■ EXERCISE REQUIREMENTS:
Print the records below exactly, leaving out nothing.

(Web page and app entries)
----------

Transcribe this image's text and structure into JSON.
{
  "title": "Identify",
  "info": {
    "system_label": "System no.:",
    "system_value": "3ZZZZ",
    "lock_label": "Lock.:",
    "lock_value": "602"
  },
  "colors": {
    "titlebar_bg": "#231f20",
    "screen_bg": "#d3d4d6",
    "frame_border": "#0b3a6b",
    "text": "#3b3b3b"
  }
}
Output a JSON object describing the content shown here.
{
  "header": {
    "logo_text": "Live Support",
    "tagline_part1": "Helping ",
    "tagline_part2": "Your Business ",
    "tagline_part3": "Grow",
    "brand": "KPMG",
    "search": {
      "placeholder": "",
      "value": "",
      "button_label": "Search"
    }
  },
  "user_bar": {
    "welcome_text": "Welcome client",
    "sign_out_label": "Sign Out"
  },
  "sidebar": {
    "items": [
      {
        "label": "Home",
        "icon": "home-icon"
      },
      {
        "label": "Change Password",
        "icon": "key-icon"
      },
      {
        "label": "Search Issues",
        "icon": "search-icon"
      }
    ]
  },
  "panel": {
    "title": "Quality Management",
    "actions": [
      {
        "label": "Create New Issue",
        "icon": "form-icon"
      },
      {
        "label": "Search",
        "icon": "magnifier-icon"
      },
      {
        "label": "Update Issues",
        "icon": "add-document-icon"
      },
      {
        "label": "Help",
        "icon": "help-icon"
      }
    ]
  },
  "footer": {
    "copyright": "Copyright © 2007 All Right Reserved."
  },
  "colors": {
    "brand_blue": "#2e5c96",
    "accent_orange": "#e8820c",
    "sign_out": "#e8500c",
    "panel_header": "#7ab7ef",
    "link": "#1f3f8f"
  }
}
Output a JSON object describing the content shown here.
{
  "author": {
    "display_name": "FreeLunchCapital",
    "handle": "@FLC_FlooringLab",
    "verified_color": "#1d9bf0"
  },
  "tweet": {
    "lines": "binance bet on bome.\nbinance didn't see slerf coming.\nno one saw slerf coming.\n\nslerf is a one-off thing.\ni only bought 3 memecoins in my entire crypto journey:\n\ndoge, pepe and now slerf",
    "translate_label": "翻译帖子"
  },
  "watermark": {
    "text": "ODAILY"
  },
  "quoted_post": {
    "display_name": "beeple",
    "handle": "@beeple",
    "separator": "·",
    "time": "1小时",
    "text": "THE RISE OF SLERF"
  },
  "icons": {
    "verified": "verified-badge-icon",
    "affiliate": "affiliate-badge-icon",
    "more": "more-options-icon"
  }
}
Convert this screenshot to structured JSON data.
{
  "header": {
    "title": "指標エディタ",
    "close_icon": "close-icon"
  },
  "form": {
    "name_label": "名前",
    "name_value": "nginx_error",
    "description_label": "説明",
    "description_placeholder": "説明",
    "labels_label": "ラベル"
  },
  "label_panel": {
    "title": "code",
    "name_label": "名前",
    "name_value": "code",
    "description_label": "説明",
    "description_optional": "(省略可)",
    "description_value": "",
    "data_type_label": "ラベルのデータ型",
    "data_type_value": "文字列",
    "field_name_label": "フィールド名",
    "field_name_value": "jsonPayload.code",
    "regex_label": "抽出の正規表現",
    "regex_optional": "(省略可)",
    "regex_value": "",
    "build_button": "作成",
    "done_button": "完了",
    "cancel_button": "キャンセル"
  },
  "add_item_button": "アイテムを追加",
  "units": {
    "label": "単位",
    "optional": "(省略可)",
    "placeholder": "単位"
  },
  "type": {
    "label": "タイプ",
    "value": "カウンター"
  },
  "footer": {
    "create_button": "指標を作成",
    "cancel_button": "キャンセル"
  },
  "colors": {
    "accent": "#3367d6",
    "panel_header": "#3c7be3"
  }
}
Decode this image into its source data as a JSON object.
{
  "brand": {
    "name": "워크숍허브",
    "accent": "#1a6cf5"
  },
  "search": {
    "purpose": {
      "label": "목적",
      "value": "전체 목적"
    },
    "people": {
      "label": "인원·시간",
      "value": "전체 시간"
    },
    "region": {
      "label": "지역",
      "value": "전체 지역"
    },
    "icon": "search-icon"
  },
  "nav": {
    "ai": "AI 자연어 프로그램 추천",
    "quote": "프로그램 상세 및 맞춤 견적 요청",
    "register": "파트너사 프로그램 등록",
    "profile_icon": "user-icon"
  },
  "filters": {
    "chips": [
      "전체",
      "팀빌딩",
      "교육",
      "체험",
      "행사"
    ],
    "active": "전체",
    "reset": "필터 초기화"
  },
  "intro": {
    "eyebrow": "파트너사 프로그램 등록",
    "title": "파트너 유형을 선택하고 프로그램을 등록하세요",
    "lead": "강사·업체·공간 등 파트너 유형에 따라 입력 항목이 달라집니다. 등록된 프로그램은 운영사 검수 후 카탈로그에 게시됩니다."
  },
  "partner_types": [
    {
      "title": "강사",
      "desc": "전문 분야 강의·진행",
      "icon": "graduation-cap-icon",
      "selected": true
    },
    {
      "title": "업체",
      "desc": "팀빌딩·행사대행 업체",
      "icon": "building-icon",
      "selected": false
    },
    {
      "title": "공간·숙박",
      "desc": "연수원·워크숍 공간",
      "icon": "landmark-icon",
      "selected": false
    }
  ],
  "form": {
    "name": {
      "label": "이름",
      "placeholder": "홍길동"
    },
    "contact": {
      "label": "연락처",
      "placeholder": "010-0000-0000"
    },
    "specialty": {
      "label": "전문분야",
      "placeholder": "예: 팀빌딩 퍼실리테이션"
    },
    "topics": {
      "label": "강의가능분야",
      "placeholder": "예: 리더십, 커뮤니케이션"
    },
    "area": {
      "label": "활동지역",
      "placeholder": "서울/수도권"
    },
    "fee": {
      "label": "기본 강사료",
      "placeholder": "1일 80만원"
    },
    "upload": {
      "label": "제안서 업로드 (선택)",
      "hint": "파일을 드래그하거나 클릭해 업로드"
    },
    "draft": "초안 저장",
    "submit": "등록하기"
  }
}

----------

■ SOLVED PROBLEM:
Transcribe this image's text and structure into JSON.
{
  "title": "Identify",
  "info": {
    "system_label": "System no.:",
    "system_value": "3ZZZZ",
    "lock_label": "Lock.:",
    "lock_value": "602"
  },
  "colors": {
    "titlebar_bg": "#231f20",
    "screen_bg": "#d3d4d6",
    "frame_border": "#0b3a6b",
    "text": "#3b3b3b"
  }
}
Output a JSON object describing the content shown here.
{
  "header": {
    "logo_text": "Live Support",
    "tagline_part1": "Helping ",
    "tagline_part2": "Your Business ",
    "tagline_part3": "Grow",
    "brand": "KPMG",
    "search": {
      "placeholder": "",
      "value": "",
      "button_label": "Search"
    }
  },
  "user_bar": {
    "welcome_text": "Welcome client",
    "sign_out_label": "Sign Out"
  },
  "sidebar": {
    "items": [
      {
        "label": "Home",
        "icon": "home-icon"
      },
      {
        "label": "Change Password",
        "icon": "key-icon"
      },
      {
        "label": "Search Issues",
        "icon": "search-icon"
      }
    ]
  },
  "panel": {
    "title": "Quality Management",
    "actions": [
      {
        "label": "Create New Issue",
        "icon": "form-icon"
      },
      {
        "label": "Search",
        "icon": "magnifier-icon"
      },
      {
        "label": "Update Issues",
        "icon": "add-document-icon"
      },
      {
        "label": "Help",
        "icon": "help-icon"
      }
    ]
  },
  "footer": {
    "copyright": "Copyright © 2007 All Right Reserved."
  },
  "colors": {
    "brand_blue": "#2e5c96",
    "accent_orange": "#e8820c",
    "sign_out": "#e8500c",
    "panel_header": "#7ab7ef",
    "link": "#1f3f8f"
  }
}
Output a JSON object describing the content shown here.
{
  "author": {
    "display_name": "FreeLunchCapital",
    "handle": "@FLC_FlooringLab",
    "verified_color": "#1d9bf0"
  },
  "tweet": {
    "lines": "binance bet on bome.\nbinance didn't see slerf coming.\nno one saw slerf coming.\n\nslerf is a one-off thing.\ni only bought 3 memecoins in my entire crypto journey:\n\ndoge, pepe and now slerf",
    "translate_label": "翻译帖子"
  },
  "watermark": {
    "text": "ODAILY"
  },
  "quoted_post": {
    "display_name": "beeple",
    "handle": "@beeple",
    "separator": "·",
    "time": "1小时",
    "text": "THE RISE OF SLERF"
  },
  "icons": {
    "verified": "verified-badge-icon",
    "affiliate": "affiliate-badge-icon",
    "more": "more-options-icon"
  }
}
Convert this screenshot to structured JSON data.
{
  "header": {
    "title": "指標エディタ",
    "close_icon": "close-icon"
  },
  "form": {
    "name_label": "名前",
    "name_value": "nginx_error",
    "description_label": "説明",
    "description_placeholder": "説明",
    "labels_label": "ラベル"
  },
  "label_panel": {
    "title": "code",
    "name_label": "名前",
    "name_value": "code",
    "description_label": "説明",
    "description_optional": "(省略可)",
    "description_value": "",
    "data_type_label": "ラベルのデータ型",
    "data_type_value": "文字列",
    "field_name_label": "フィールド名",
    "field_name_value": "jsonPayload.code",
    "regex_label": "抽出の正規表現",
    "regex_optional": "(省略可)",
    "regex_value": "",
    "build_button": "作成",
    "done_button": "完了",
    "cancel_button": "キャンセル"
  },
  "add_item_button": "アイテムを追加",
  "units": {
    "label": "単位",
    "optional": "(省略可)",
    "placeholder": "単位"
  },
  "type": {
    "label": "タイプ",
    "value": "カウンター"
  },
  "footer": {
    "create_button": "指標を作成",
    "cancel_button": "キャンセル"
  },
  "colors": {
    "accent": "#3367d6",
    "panel_header": "#3c7be3"
  }
}
Decode this image into its source data as a JSON object.
{
  "brand": {
    "name": "워크숍허브",
    "accent": "#1a6cf5"
  },
  "search": {
    "purpose": {
      "label": "목적",
      "value": "전체 목적"
    },
    "people": {
      "label": "인원·시간",
      "value": "전체 시간"
    },
    "region": {
      "label": "지역",
      "value": "전체 지역"
    },
    "icon": "search-icon"
  },
  "nav": {
    "ai": "AI 자연어 프로그램 추천",
    "quote": "프로그램 상세 및 맞춤 견적 요청",
    "register": "파트너사 프로그램 등록",
    "profile_icon": "user-icon"
  },
  "filters": {
    "chips": [
      "전체",
      "팀빌딩",
      "교육",
      "체험",
      "행사"
    ],
    "active": "전체",
    "reset": "필터 초기화"
  },
  "intro": {
    "eyebrow": "파트너사 프로그램 등록",
    "title": "파트너 유형을 선택하고 프로그램을 등록하세요",
    "lead": "강사·업체·공간 등 파트너 유형에 따라 입력 항목이 달라집니다. 등록된 프로그램은 운영사 검수 후 카탈로그에 게시됩니다."
  },
  "partner_types": [
    {
      "title": "강사",
      "desc": "전문 분야 강의·진행",
      "icon": "graduation-cap-icon",
      "selected": true
    },
    {
      "title": "업체",
      "desc": "팀빌딩·행사대행 업체",
      "icon": "building-icon",
      "selected": false
    },
    {
      "title": "공간·숙박",
      "desc": "연수원·워크숍 공간",
      "icon": "landmark-icon",
      "selected": false
    }
  ],
  "form": {
    "name": {
      "label": "이름",
      "placeholder": "홍길동"
    },
    "contact": {
      "label": "연락처",
      "placeholder": "010-0000-0000"
    },
    "specialty": {
      "label": "전문분야",
      "placeholder": "예: 팀빌딩 퍼실리테이션"
    },
    "topics": {
      "label": "강의가능분야",
      "placeholder": "예: 리더십, 커뮤니케이션"
    },
    "area": {
      "label": "활동지역",
      "placeholder": "서울/수도권"
    },
    "fee": {
      "label": "기본 강사료",
      "placeholder": "1일 80만원"
    },
    "upload": {
      "label": "제안서 업로드 (선택)",
      "hint": "파일을 드래그하거나 클릭해 업로드"
    },
    "draft": "초안 저장",
    "submit": "등록하기"
  }
}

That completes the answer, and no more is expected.